“I tend to go above and beyond what’s expected of me,” Junior Luana Vasile started,  “If I do the bare minimum it’s not gonna help me in the long run. It would be better if I tried to do more now while it could lead me to good things in the future, rather than wait and be forced to do more things when I don’t want to.”

Vasile even stated she was an oddity, as she prefers overachieving not on projects, but on paperwork.

“I hate projects, group projects, all that stuff, I prefer doing worksheets. And like on math worksheets, obviously you can’t go above and beyond but like on English work and stuff like when we have to write an essay and we have to answer questions then I write a lot and go above and beyond what she expects,” Vasile said.

Some students have more reasoning behind their work ethic, however, and do it for their own validation.

“Usually, when it comes to my philosophy towards work, I like to, and it sounds really pompous, I like to be better than everybody else. Just to put it bluntly, that’s kind of one of the things I do,” Senior Kenny Peng said, “And it helps drive me to do better. To always do better than what I did last time.
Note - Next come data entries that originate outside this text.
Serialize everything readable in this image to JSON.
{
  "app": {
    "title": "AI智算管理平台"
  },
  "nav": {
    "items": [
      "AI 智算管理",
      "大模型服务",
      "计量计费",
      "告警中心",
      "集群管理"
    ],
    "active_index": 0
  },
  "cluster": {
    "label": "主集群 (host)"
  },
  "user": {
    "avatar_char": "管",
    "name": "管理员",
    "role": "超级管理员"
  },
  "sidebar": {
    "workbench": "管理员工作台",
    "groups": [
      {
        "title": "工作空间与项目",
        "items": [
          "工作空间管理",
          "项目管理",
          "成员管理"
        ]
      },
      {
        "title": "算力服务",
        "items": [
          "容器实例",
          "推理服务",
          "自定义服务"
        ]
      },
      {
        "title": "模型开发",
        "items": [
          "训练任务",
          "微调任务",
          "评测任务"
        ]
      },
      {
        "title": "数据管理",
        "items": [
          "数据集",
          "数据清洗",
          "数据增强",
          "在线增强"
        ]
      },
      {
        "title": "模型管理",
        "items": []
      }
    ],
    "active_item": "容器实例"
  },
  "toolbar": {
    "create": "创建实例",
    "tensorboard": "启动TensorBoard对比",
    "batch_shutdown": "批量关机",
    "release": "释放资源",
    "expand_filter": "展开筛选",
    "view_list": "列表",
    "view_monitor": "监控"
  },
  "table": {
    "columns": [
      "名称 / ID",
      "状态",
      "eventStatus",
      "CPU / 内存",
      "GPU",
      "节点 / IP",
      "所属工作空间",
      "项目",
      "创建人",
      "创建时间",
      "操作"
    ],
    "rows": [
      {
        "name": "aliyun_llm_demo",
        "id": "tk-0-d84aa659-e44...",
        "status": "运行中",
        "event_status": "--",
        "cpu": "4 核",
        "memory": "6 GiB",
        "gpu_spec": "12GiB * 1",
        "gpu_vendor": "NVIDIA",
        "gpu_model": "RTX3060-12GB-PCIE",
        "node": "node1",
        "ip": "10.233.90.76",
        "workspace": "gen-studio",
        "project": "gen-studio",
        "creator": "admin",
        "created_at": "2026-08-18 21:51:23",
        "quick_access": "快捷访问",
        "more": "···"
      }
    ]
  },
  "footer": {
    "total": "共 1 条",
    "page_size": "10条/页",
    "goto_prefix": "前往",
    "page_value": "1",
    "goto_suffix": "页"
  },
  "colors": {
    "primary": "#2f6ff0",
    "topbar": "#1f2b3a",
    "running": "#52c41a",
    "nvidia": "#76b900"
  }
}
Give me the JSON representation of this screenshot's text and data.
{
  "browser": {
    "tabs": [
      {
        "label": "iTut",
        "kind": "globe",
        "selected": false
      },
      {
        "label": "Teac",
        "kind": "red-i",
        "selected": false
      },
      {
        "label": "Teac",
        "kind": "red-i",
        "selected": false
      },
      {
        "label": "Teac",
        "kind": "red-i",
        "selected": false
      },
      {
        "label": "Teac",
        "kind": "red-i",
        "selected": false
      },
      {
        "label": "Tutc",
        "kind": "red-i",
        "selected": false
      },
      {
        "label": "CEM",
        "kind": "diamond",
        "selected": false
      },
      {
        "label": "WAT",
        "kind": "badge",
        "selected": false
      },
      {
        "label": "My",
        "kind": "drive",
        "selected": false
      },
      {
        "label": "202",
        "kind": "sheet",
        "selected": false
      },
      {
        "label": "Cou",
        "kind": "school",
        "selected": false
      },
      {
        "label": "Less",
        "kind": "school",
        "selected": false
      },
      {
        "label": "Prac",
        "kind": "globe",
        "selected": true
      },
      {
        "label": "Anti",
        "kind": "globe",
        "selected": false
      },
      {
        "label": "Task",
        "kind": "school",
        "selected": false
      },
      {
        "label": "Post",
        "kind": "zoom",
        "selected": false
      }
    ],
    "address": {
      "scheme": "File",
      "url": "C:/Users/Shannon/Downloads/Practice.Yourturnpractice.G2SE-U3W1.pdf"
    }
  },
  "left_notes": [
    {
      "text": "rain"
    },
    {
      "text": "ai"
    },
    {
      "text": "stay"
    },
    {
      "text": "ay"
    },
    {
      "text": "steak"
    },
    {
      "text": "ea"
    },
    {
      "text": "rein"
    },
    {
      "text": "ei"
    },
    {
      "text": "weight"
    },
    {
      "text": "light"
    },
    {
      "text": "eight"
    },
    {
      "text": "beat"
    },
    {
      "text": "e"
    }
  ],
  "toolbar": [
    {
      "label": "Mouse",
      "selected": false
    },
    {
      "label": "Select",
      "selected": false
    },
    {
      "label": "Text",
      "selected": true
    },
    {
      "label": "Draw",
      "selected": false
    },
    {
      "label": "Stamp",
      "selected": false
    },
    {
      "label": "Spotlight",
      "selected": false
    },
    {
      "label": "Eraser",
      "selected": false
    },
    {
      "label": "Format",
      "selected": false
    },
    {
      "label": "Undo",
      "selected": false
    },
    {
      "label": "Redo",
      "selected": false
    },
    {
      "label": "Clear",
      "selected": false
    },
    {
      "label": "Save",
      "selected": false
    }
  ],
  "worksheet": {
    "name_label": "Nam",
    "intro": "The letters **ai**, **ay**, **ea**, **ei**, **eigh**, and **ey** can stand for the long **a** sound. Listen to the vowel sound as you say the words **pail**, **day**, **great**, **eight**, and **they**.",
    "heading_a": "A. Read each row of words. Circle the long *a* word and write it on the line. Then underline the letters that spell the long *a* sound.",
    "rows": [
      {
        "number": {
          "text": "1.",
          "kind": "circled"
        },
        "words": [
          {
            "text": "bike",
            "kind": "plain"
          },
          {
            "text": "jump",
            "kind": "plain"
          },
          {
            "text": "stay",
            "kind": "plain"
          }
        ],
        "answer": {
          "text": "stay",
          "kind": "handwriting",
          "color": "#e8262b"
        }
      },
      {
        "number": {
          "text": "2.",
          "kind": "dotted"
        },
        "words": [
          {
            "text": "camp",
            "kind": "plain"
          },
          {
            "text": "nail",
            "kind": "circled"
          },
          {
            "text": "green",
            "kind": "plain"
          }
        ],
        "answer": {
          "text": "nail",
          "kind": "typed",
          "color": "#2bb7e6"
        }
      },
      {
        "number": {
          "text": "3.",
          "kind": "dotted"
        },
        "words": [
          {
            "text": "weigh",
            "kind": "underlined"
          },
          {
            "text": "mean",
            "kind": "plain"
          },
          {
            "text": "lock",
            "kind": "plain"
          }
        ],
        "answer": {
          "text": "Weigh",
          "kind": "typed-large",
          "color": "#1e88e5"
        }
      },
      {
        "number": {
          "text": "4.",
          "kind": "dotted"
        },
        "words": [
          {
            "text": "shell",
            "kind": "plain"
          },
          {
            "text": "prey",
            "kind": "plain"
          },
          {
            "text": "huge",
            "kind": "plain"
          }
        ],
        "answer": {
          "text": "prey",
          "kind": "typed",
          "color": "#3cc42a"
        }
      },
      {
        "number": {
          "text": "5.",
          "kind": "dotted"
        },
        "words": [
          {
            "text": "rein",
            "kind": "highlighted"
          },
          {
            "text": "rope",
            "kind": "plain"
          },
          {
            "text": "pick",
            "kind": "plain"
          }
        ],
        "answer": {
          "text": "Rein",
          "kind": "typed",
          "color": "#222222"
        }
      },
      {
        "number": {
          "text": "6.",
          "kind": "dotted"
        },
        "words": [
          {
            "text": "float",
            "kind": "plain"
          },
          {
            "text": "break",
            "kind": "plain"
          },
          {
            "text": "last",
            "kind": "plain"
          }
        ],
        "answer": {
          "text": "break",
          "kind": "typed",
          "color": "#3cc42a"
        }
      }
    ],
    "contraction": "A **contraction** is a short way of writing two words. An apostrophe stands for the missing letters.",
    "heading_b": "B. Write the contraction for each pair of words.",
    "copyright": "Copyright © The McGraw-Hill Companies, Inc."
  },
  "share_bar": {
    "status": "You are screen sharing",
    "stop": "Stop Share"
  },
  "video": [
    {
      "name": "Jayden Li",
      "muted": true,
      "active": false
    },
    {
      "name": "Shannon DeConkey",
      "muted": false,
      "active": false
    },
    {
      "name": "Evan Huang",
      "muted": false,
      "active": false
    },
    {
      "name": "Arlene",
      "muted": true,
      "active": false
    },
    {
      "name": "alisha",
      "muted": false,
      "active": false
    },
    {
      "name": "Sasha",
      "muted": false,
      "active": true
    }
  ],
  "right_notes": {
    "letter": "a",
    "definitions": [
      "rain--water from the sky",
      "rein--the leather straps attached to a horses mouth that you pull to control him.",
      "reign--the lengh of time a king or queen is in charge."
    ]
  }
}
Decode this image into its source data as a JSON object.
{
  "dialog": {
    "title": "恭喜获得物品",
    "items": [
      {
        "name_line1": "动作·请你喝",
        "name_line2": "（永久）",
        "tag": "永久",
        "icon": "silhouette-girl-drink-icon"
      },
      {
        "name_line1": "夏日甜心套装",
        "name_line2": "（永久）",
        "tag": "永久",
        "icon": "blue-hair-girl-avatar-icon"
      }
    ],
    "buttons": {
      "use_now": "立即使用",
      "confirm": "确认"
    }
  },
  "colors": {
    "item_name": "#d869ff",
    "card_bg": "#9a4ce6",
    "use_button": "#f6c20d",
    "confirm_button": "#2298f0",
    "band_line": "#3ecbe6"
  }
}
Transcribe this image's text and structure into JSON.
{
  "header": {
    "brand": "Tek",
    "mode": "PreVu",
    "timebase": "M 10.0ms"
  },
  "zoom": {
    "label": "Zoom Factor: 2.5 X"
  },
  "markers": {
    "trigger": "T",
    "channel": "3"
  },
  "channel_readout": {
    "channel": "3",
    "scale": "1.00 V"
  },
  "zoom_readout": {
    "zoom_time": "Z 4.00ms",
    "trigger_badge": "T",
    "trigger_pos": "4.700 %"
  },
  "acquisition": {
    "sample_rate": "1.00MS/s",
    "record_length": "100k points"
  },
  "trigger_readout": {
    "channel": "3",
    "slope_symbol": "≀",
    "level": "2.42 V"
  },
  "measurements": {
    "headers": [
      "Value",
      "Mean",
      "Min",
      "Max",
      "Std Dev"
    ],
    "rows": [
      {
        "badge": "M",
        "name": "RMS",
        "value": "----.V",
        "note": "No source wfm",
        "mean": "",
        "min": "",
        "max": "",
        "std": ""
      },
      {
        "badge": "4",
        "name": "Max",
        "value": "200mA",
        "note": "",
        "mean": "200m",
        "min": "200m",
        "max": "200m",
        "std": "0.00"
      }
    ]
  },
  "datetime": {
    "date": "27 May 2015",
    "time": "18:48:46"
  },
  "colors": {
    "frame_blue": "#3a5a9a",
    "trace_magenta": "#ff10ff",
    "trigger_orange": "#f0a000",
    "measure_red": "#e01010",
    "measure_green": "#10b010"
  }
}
And because of that, I guess I  am kind of an overachiever.”

Students aren’t the only ones with opinions on their peers, however. Teachers have their own say in this students.

“I think it’s amazing,” said Roger Mayo, one of the Computer Science teachers, “If [students] want to become a really great coder, they’re not going to just want to do the small little assignments I give in class. It’s when they decide to expand, that’s when they become great.”